  1. What Is PCE, and How Does It Harm Us?

PCE is a colorless liquid that effectively removes grease from clothing without damaging the fabric. Unfortunately, the Environmental Protection Agency (EPA) has classified PCE as a likely human carcinogen. It has been linked to various cancers and can impair cognitive and motor function.

  1. How Do We Get Exposed to PCE?

PCE can evaporate from soil and groundwater, seeping into the indoor air of buildings, affecting the people inside. Even if a dry cleaner operated at a strip mall decades ago, there’s a good chance that PCE is still present in the air.

  1. Does PCE Ever Go Away on Its Own?

No, PCE does not naturally break down. Improper disposal of even a small amount of PCE, like pouring it into a sewer or onto the ground, can have long-lasting consequences.

  1. The Persistent Threat

PCE is a heavy chemical that sinks into the soil, moves through groundwater, and eventually rises into the indoor air we breathe. This contamination is beneath many strip malls, making its way up into buildings over time.

  1. The Difficulty of Cleanup

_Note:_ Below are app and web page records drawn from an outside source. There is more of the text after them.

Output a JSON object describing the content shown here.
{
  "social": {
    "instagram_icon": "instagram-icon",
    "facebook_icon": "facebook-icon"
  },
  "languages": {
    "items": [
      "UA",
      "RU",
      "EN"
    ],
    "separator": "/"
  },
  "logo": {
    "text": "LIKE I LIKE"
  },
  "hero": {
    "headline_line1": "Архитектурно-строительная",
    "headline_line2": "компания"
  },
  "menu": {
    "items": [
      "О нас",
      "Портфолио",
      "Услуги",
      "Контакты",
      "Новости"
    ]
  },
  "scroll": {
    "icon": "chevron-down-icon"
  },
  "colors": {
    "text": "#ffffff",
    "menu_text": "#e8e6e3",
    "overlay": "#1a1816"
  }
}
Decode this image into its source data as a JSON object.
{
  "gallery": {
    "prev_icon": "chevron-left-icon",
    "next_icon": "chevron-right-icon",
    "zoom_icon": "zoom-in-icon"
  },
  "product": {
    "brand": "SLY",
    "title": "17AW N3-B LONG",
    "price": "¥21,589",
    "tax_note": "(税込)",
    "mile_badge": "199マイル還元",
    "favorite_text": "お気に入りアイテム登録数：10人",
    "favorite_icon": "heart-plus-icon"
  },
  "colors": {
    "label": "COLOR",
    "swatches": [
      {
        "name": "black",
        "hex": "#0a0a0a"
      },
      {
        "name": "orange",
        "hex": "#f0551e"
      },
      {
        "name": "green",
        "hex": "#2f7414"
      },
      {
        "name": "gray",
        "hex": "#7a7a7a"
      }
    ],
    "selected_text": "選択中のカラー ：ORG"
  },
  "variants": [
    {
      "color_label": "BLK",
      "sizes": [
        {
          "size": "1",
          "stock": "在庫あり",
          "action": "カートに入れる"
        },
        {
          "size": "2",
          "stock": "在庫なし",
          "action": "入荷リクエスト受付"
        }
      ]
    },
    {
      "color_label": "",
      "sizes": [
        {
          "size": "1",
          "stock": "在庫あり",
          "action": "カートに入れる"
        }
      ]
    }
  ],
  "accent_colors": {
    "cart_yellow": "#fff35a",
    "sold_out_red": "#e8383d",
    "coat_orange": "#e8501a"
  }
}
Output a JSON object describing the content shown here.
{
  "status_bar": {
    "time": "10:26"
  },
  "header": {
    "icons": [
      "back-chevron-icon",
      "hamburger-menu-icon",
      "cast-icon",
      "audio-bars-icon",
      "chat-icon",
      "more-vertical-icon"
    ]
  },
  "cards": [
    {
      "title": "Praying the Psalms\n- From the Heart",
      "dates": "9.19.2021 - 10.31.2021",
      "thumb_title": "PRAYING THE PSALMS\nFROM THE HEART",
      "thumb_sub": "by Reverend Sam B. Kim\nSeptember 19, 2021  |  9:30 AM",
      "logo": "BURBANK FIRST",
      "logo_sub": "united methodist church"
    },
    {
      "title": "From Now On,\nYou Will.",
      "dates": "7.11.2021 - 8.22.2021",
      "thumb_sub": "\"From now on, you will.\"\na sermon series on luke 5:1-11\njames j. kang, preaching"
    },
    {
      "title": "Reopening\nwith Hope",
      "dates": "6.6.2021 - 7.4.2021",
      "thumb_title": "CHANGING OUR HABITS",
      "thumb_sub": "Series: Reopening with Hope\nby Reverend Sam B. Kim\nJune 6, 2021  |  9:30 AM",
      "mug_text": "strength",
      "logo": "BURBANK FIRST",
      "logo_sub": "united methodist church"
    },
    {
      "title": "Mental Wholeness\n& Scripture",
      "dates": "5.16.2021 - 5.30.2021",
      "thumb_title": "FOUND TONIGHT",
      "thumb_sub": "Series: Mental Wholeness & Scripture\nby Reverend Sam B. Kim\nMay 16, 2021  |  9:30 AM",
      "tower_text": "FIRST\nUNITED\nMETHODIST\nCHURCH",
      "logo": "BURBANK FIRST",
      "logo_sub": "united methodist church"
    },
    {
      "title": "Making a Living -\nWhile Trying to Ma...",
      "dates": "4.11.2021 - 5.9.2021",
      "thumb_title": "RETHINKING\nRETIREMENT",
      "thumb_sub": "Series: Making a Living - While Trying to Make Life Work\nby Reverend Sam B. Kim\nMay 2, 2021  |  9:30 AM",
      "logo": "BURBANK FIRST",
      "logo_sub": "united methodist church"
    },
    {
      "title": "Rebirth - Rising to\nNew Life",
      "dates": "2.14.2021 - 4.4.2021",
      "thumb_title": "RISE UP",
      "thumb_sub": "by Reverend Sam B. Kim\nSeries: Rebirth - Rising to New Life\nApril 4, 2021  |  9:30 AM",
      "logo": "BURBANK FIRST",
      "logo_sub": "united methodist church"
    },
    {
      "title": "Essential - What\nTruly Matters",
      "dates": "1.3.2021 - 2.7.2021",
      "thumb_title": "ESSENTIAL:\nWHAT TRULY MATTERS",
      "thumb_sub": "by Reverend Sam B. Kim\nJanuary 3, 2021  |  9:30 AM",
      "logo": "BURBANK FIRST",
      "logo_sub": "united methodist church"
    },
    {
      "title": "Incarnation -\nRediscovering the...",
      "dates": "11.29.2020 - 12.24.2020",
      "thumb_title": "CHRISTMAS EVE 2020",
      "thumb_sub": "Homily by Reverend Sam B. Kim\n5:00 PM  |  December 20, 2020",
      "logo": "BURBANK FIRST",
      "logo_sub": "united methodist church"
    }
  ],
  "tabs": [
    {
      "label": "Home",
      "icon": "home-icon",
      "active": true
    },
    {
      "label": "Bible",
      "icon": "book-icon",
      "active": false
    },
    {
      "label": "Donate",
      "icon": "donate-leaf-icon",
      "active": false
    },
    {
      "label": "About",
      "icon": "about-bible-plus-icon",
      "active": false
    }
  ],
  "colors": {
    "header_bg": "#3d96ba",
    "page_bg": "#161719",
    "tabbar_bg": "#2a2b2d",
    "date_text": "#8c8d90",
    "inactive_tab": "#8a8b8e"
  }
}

Cleaning up these sites is a challenging task, and there are no foolproof technologies available. The most successful method is often complete excavation, which can be expensive. One strip mall owner received an estimate of $2.3 million for cleanup, and even then, there’s no guarantee of success.

  1. Lack of Awareness

Many contaminated sites go unnoticed because property owners who aren’t selling or refinancing have no incentive to investigate. However, lenders and informed buyers order Phase 1 Environmental reports to check for a history of dry cleaning operations. If a dry cleaner existed, further testing is recommended, which can be costly.

  1. The Good News: A Simple Solution

While complete cleanup is almost impossible, there is a simple way to remove the ongoing danger. Installing a Soil Vapor Extraction system involves placing pipes in the ground connected to a vacuum pump, which effectively reduces indoor air PCE levels.

  1. A Win-Win Solution

To address this problem, we propose the introduction of a PCE Safe Harbor Program by the EPA. Property owners who agree to install and maintain a vapor extraction system, and regularly sample and report indoor air quality, can be exempt from expensive and often impossible cleanup efforts. This win-win solution protects the health of occupants, property owners, and the environment.

Source: Twitter/X

Categorized in: